ASSIGNMENT =
With no omissions, write out every record given below.

[Dataset rows for apps and sites]
******************************

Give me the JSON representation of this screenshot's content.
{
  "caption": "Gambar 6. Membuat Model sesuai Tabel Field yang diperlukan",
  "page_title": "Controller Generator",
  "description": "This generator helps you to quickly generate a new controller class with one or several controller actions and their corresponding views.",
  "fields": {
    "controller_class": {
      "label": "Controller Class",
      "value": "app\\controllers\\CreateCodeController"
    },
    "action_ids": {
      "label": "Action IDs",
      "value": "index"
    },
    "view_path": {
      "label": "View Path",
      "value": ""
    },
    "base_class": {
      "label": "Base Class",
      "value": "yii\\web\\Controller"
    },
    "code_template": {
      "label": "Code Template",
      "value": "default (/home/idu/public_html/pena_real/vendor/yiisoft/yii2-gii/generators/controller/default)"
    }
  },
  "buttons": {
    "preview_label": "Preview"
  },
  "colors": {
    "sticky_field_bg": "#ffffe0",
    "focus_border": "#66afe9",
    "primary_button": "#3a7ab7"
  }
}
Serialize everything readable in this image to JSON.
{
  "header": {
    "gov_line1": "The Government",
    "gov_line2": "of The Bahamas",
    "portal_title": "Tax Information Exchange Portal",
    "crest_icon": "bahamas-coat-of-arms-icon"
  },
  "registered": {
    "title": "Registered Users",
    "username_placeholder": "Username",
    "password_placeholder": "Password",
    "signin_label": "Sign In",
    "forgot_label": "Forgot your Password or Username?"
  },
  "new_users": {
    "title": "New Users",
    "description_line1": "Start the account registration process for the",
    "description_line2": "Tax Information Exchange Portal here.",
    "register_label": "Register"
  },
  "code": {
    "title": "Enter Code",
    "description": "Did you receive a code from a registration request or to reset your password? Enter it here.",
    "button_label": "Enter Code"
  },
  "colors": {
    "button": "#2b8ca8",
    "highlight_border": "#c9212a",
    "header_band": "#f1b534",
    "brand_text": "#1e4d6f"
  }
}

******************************

TASK RESPONSE =
Give me the JSON representation of this screenshot's content.
{
  "caption": "Gambar 6. Membuat Model sesuai Tabel Field yang diperlukan",
  "page_title": "Controller Generator",
  "description": "This generator helps you to quickly generate a new controller class with one or several controller actions and their corresponding views.",
  "fields": {
    "controller_class": {
      "label": "Controller Class",
      "value": "app\\controllers\\CreateCodeController"
    },
    "action_ids": {
      "label": "Action IDs",
      "value": "index"
    },
    "view_path": {
      "label": "View Path",
      "value": ""
    },
    "base_class": {
      "label": "Base Class",
      "value": "yii\\web\\Controller"
    },
    "code_template": {
      "label": "Code Template",
      "value": "default (/home/idu/public_html/pena_real/vendor/yiisoft/yii2-gii/generators/controller/default)"
    }
  },
  "buttons": {
    "preview_label": "Preview"
  },
  "colors": {
    "sticky_field_bg": "#ffffe0",
    "focus_border": "#66afe9",
    "primary_button": "#3a7ab7"
  }
}
Serialize everything readable in this image to JSON.
{
  "header": {
    "gov_line1": "The Government",
    "gov_line2": "of The Bahamas",
    "portal_title": "Tax Information Exchange Portal",
    "crest_icon": "bahamas-coat-of-arms-icon"
  },
  "registered": {
    "title": "Registered Users",
    "username_placeholder": "Username",
    "password_placeholder": "Password",
    "signin_label": "Sign In",
    "forgot_label": "Forgot your Password or Username?"
  },
  "new_users": {
    "title": "New Users",
    "description_line1": "Start the account registration process for the",
    "description_line2": "Tax Information Exchange Portal here.",
    "register_label": "Register"
  },
  "code": {
    "title": "Enter Code",
    "description": "Did you receive a code from a registration request or to reset your password? Enter it here.",
    "button_label": "Enter Code"
  },
  "colors": {
    "button": "#2b8ca8",
    "highlight_border": "#c9212a",
    "header_band": "#f1b534",
    "brand_text": "#1e4d6f"
  }
}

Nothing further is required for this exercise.